▶ **DIRECTIONS FOR THIS TASK**
The entries that follow need to be returned without any alteration.

Records excerpted from a collection:
┌────────
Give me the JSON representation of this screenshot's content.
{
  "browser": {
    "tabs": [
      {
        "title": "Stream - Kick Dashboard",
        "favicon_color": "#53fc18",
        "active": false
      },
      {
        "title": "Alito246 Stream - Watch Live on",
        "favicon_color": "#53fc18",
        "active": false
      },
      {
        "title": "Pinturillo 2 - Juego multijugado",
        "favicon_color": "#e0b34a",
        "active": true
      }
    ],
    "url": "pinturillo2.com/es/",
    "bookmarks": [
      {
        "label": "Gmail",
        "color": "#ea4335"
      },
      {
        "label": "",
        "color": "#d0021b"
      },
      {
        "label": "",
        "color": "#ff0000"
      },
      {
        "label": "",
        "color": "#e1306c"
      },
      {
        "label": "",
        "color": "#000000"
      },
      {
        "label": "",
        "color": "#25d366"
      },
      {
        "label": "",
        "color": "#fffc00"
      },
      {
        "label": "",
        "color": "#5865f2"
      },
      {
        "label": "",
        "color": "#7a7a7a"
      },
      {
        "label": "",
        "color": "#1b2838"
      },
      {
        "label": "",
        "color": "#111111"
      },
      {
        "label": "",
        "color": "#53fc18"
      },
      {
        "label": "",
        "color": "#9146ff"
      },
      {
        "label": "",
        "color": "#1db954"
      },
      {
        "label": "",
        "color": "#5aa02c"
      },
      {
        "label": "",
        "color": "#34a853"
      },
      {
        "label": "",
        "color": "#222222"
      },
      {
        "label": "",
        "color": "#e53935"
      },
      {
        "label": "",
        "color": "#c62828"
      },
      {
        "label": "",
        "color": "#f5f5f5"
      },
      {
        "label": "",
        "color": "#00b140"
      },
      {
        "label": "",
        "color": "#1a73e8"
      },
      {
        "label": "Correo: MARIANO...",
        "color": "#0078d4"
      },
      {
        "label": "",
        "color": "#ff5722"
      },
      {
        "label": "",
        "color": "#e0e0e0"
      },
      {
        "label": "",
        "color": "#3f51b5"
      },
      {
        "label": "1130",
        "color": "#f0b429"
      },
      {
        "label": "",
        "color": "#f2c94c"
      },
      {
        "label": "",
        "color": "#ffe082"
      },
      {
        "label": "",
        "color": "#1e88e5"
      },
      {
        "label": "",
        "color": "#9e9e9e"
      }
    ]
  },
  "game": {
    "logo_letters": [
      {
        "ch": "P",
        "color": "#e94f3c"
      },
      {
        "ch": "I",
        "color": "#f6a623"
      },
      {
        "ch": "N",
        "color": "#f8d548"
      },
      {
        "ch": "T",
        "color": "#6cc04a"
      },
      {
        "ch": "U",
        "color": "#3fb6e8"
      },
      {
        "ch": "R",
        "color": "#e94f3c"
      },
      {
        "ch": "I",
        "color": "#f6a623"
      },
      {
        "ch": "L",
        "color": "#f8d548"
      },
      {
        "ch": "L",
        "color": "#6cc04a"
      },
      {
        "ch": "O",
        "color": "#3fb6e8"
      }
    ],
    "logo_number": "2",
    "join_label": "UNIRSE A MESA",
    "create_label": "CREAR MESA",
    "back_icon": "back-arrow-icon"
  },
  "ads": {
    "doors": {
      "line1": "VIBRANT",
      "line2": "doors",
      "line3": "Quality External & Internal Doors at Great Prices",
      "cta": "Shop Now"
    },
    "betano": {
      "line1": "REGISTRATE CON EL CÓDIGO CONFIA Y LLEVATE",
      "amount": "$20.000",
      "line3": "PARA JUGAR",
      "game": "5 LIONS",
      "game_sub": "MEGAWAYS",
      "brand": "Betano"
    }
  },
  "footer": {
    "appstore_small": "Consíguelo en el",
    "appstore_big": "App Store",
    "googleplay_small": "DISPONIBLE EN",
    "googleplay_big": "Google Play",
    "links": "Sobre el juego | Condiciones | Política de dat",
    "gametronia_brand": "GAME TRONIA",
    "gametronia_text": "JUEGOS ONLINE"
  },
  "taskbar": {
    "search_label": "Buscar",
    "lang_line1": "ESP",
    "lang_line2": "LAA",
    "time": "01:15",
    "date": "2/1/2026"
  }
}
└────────
▶ **RESULT**
Give me the JSON representation of this screenshot's content.
{
  "browser": {
    "tabs": [
      {
        "title": "Stream - Kick Dashboard",
        "favicon_color": "#53fc18",
        "active": false
      },
      {
        "title": "Alito246 Stream - Watch Live on",
        "favicon_color": "#53fc18",
        "active": false
      },
      {
        "title": "Pinturillo 2 - Juego multijugado",
        "favicon_color": "#e0b34a",
        "active": true
      }
    ],
    "url": "pinturillo2.com/es/",
    "bookmarks": [
      {
        "label": "Gmail",
        "color": "#ea4335"
      },
      {
        "label": "",
        "color": "#d0021b"
      },
      {
        "label": "",
        "color": "#ff0000"
      },
      {
        "label": "",
        "color": "#e1306c"
      },
      {
        "label": "",
        "color": "#000000"
      },
      {
        "label": "",
        "color": "#25d366"
      },
      {
        "label": "",
        "color": "#fffc00"
      },
      {
        "label": "",
        "color": "#5865f2"
      },
      {
        "label": "",
        "color": "#7a7a7a"
      },
      {
        "label": "",
        "color": "#1b2838"
      },
      {
        "label": "",
        "color": "#111111"
      },
      {
        "label": "",
        "color": "#53fc18"
      },
      {
        "label": "",
        "color": "#9146ff"
      },
      {
        "label": "",
        "color": "#1db954"
      },
      {
        "label": "",
        "color": "#5aa02c"
      },
      {
        "label": "",
        "color": "#34a853"
      },
      {
        "label": "",
        "color": "#222222"
      },
      {
        "label": "",
        "color": "#e53935"
      },
      {
        "label": "",
        "color": "#c62828"
      },
      {
        "label": "",
        "color": "#f5f5f5"
      },
      {
        "label": "",
        "color": "#00b140"
      },
      {
        "label": "",
        "color": "#1a73e8"
      },
      {
        "label": "Correo: MARIANO...",
        "color": "#0078d4"
      },
      {
        "label": "",
        "color": "#ff5722"
      },
      {
        "label": "",
        "color": "#e0e0e0"
      },
      {
        "label": "",
        "color": "#3f51b5"
      },
      {
        "label": "1130",
        "color": "#f0b429"
      },
      {
        "label": "",
        "color": "#f2c94c"
      },
      {
        "label": "",
        "color": "#ffe082"
      },
      {
        "label": "",
        "color": "#1e88e5"
      },
      {
        "label": "",
        "color": "#9e9e9e"
      }
    ]
  },
  "game": {
    "logo_letters": [
      {
        "ch": "P",
        "color": "#e94f3c"
      },
      {
        "ch": "I",
        "color": "#f6a623"
      },
      {
        "ch": "N",
        "color": "#f8d548"
      },
      {
        "ch": "T",
        "color": "#6cc04a"
      },
      {
        "ch": "U",
        "color": "#3fb6e8"
      },
      {
        "ch": "R",
        "color": "#e94f3c"
      },
      {
        "ch": "I",
        "color": "#f6a623"
      },
      {
        "ch": "L",
        "color": "#f8d548"
      },
      {
        "ch": "L",
        "color": "#6cc04a"
      },
      {
        "ch": "O",
        "color": "#3fb6e8"
      }
    ],
    "logo_number": "2",
    "join_label": "UNIRSE A MESA",
    "create_label": "CREAR MESA",
    "back_icon": "back-arrow-icon"
  },
  "ads": {
    "doors": {
      "line1": "VIBRANT",
      "line2": "doors",
      "line3": "Quality External & Internal Doors at Great Prices",
      "cta": "Shop Now"
    },
    "betano": {
      "line1": "REGISTRATE CON EL CÓDIGO CONFIA Y LLEVATE",
      "amount": "$20.000",
      "line3": "PARA JUGAR",
      "game": "5 LIONS",
      "game_sub": "MEGAWAYS",
      "brand": "Betano"
    }
  },
  "footer": {
    "appstore_small": "Consíguelo en el",
    "appstore_big": "App Store",
    "googleplay_small": "DISPONIBLE EN",
    "googleplay_big": "Google Play",
    "links": "Sobre el juego | Condiciones | Política de dat",
    "gametronia_brand": "GAME TRONIA",
    "gametronia_text": "JUEGOS ONLINE"
  },
  "taskbar": {
    "search_label": "Buscar",
    "lang_line1": "ESP",
    "lang_line2": "LAA",
    "time": "01:15",
    "date": "2/1/2026"
  }
}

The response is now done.